The Revolutionary Masses
population was held in the condition of economic slavery by means of coercion,
arbitrary punishment and sheer brutality. In the words of R.Charques:
‘The everyday conditions of existence for the peasantry steadily became
more brutalized in the golden age of the nobility. The discipline of
serfdom was maintained more than all else by corporal punishment; never
was the practice of flogging in Russia so extensive, never was the knout
considered so sovereign a remedy for peasant failings’.
serfdom was not exactly slavery, the absence of any civil and
political rights, the lack of any legal protection against landlords
or government officials meant that in reality serfs were often
treated as chattels. The trade in serfs flourished, continuing
throughout Catherine’s reign, both in private sales and the public
auction of serfs. Human being were openly offered for sale in the
newspapers as may be seen from the following advertisements:
To be sold: a barber, and in
addition to that four bedsteads, an eiderdown and other domestic
To be sold: banqueting
tablecloths and also two trained girls and a peasant.
To be sold: a girl of sixteen of
good behavior and a second-hand slightly used carriage.
Catherine make an attempt to face the problem of serfdom? Hardly.
In fact, she extended serfdom to the Ukraine where the land was
distributed among the nobility, many of them the special recipients
of her bounty. However well intentioned she might have been,
Catherine faced the same dilemma that confronted any ruler, who
wanted to reform Russia’s ’Peculiar Institution’ of serfdom: the
entire class of the nobility depended for their livelihood on the
ownership of people. The whole society was so organized that it
seemed impossible to deprive the nobility of their sustenance
without bringing the state to the ground. Catherine’s victorious
wars and her brilliant court, the spread of Western culture, with
its consequent improvement of the standards of living of the upper
classes - all had to be provided at the expense of the serfs. The
‘Peculiar Institution’ was getting worse all the time.
This was the
situation which led to the greatest of Russian peasant rebellions -
the Pugachev revolt of 1773. Pugachev was a Don Cossack, a former
convict and deserter from the Russian army. He
raised the revolt in the provinces east of the Volga and was soon
leader of an army of serfs, laborers from the mines and factories of
the Urals and Cossacks.
The rebels wanted the division of the landlords’ estates among the
peasants. In Pugachev’s own words: ‘We shall behead every noble in the

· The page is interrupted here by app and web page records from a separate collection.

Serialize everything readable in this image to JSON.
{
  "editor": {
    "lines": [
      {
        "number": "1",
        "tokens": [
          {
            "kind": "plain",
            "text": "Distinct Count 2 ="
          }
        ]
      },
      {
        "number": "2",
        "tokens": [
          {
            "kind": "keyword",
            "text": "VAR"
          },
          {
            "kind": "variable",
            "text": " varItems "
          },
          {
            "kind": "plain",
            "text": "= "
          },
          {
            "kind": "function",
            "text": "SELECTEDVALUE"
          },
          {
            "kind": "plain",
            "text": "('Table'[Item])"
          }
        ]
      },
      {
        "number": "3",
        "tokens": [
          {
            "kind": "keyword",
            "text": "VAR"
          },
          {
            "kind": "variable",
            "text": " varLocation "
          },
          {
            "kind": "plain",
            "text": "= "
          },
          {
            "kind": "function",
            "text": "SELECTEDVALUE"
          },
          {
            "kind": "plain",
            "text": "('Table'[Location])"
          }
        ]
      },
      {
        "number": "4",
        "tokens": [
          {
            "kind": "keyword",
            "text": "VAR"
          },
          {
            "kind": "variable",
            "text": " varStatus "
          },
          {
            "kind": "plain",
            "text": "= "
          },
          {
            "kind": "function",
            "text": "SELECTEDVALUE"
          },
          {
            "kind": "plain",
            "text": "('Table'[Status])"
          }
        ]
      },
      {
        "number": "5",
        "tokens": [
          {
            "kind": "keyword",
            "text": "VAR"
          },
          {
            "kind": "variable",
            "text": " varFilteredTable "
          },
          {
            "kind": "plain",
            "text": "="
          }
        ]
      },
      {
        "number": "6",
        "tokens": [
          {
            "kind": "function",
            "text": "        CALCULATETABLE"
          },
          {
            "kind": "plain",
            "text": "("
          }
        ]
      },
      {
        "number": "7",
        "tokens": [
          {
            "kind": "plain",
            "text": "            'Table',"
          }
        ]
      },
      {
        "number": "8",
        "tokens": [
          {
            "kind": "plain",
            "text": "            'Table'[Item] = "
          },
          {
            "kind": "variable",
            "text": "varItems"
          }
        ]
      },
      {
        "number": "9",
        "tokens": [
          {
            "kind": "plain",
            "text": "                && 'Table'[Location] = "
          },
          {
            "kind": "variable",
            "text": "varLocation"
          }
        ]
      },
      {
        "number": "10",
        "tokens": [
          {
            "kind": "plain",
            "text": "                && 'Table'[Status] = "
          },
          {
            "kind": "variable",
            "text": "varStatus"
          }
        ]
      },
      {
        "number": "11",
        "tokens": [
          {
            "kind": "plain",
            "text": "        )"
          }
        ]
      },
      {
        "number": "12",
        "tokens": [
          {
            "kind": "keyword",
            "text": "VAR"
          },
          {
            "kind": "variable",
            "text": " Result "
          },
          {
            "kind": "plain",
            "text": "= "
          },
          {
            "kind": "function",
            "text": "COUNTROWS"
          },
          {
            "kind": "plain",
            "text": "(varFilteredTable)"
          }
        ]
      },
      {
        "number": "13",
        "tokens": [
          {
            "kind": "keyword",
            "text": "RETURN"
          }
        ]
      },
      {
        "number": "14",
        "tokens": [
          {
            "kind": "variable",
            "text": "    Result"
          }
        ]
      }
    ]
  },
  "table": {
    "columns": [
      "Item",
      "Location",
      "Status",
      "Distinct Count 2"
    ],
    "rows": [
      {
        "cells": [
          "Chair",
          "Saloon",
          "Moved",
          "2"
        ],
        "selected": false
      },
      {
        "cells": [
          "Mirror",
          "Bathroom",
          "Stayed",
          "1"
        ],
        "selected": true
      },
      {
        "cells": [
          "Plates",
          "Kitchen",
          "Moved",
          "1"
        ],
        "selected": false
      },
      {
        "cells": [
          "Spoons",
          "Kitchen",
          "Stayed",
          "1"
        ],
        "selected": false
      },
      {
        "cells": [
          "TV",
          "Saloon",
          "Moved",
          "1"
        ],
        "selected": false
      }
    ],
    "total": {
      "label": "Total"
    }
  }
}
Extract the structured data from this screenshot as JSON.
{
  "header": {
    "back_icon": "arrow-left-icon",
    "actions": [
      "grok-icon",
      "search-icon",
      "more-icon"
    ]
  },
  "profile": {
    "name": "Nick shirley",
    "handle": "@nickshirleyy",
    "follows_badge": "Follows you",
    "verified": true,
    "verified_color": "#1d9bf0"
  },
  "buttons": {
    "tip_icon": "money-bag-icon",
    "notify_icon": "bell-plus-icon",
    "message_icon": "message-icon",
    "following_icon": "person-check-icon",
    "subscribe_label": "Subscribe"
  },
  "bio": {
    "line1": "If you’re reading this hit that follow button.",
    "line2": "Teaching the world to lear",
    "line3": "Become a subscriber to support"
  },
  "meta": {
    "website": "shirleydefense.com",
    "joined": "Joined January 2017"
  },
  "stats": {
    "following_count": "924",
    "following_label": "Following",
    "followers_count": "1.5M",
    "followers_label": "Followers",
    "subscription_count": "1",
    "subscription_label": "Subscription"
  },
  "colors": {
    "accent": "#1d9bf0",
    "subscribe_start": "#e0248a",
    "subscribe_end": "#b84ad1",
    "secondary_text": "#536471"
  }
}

land and take over the land for ourselves.’ Pugachev led his army into
the valley of the Volga and sacked several important towns. Nobles and
landlords were tortured and killed, buildings set on fire, estates
plundered. With great difficulty the troublesome areas were brought
under control. Pugachev was caught and brought in an iron cage to
Moscow, where he was tried and executed in 1775.
rebellion had sent a powerful signal to the ruling classes about the
magnitude of the discontent among the peasants. His ghost continued
to haunt the autocracy, while the spirit of his revolt would inspire
those later revolutionary activists who believed in the innately
anti-authoritarian and insurrectionary nature of the Russian masses.